Making Music in Student Halls: A Guide

It’s pretty easy to be unintentionally loud living in student halls, but it’s important not to let the close-knit culture of halls limit your enjoyment of music

Article by Dylan Tuck | 12 Sep 2019
  • Mica Warren Music Illustration Section

In halls, the walls are paper-thin, and moving about without being as noisy as smashing two frying pans together can often be a challenge.
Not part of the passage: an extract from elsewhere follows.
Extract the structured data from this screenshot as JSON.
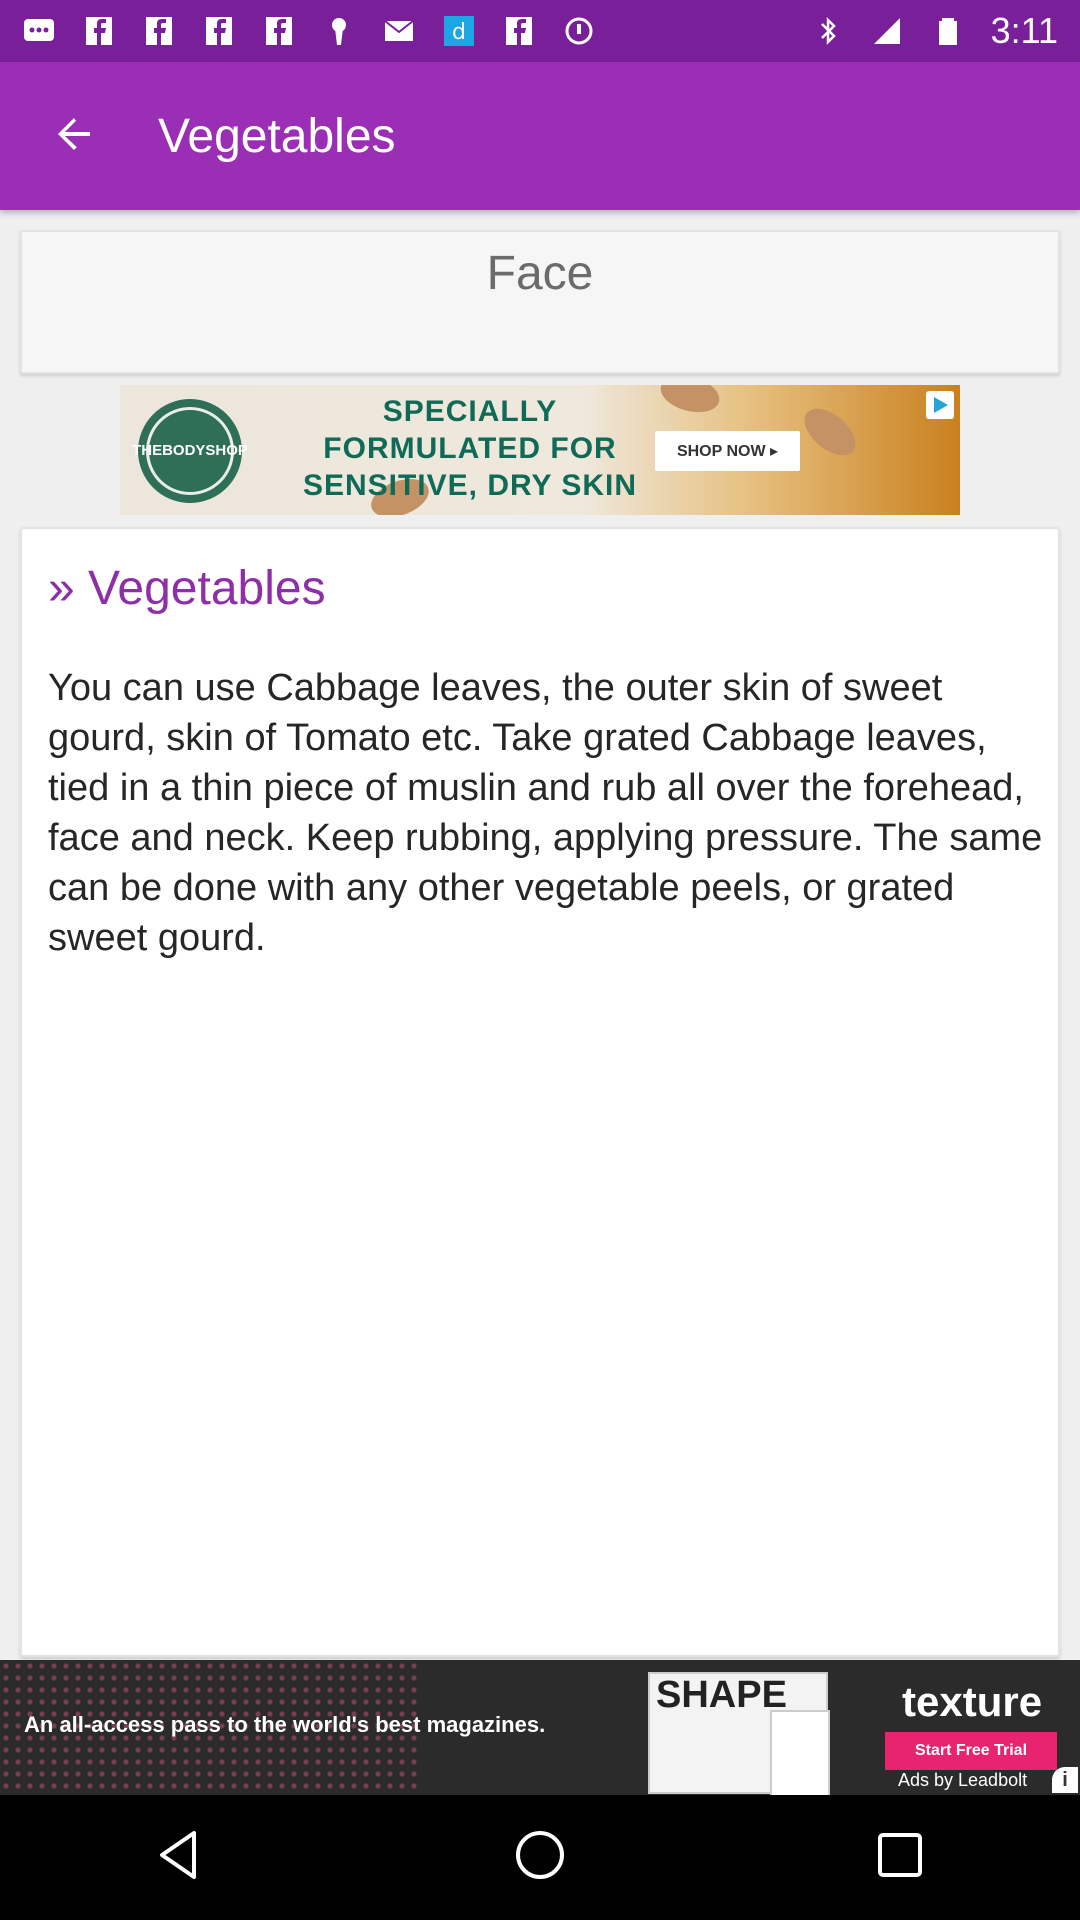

With that can come an all-too-tempting feeling that you need to silence yourself to avoid being overly loud, especially during the timid, early days just after you’ve moved in. But the fact is, that mindset just starts you off in completely the wrong way, and develops an unhealthy way of living during your time in accommodation, which can be particularly detrimental to those who enjoy playing or writing music. While it can be difficult to settle in and make music in your new home, it’s important to remember that your space is your space, and you should feel free to do whatever music you want to in halls. 

What to do

From the get-go, play your instrument, sing, listen to music, or do whatever it is you normally do with freedom. It’s easy to succumb to the idea that being heard playing your instrument, singing, or even just having your music tastes known can be embarrassing when others can listen in, but in reality, it really isn’t. You’re in halls for a long time, and it’s important to start on the right foot and allow yourself to do what you enjoy.  

Another thing: if you make music, try and meet other people who do the same. If you’re lucky enough to have people like that in your flat, then you’ve hit the jackpot. If not, ask around your friends, join some societies and meet other people. Scottish cities are full of creatives looking to meet others and get creative, and being at university offers a great chance to do just that. If you’re looking to start a band, then sites like JoinMyBand and BandMix are great, and from there, you can hire band practice spaces across most Scottish cities for fairly small prices – so it’s not like you’d have to bring the whole group back to your tiny bedroom.

What to avoid

If you play an instrument, then stopping playing altogether is the absolute worst thing you can do. It’s like any skill – playing an instrument needs practice to get better, and if you don’t, you can quickly lose touch of the talent you have. If you find practising in your boxed-in bedroom difficult, then perhaps looking outside of halls for alternative places may be better. Around universities, there are bound to be music rooms that can be pre-booked out, and often provide certain equipment themselves. That way you’ve got a designated space just for being loud. 

That said, while alternative spaces are good, it’s important not to feel silenced in your halls. That’s why setting precedent from the start by doing your thing soon after you’ve moved in is a good habit to form. It’s okay to be a bit timid at first – who wouldn’t be? – but by playing music right from the start, it becomes something to find comfort in when starting somewhere new and even lets your flatmates know that this is what you do, and what you’ll continue to do. 

Finally, be careful not to go too far the other way. If you’re loudly singing along to ABBA at 4am before your roommate next door's exam, then you’re going to get told to shut up. Do music your way, but just be courteous and aware of the others you live with – there’s no point pissing people off, so be careful that you’re not being mega loud or playing at bad times.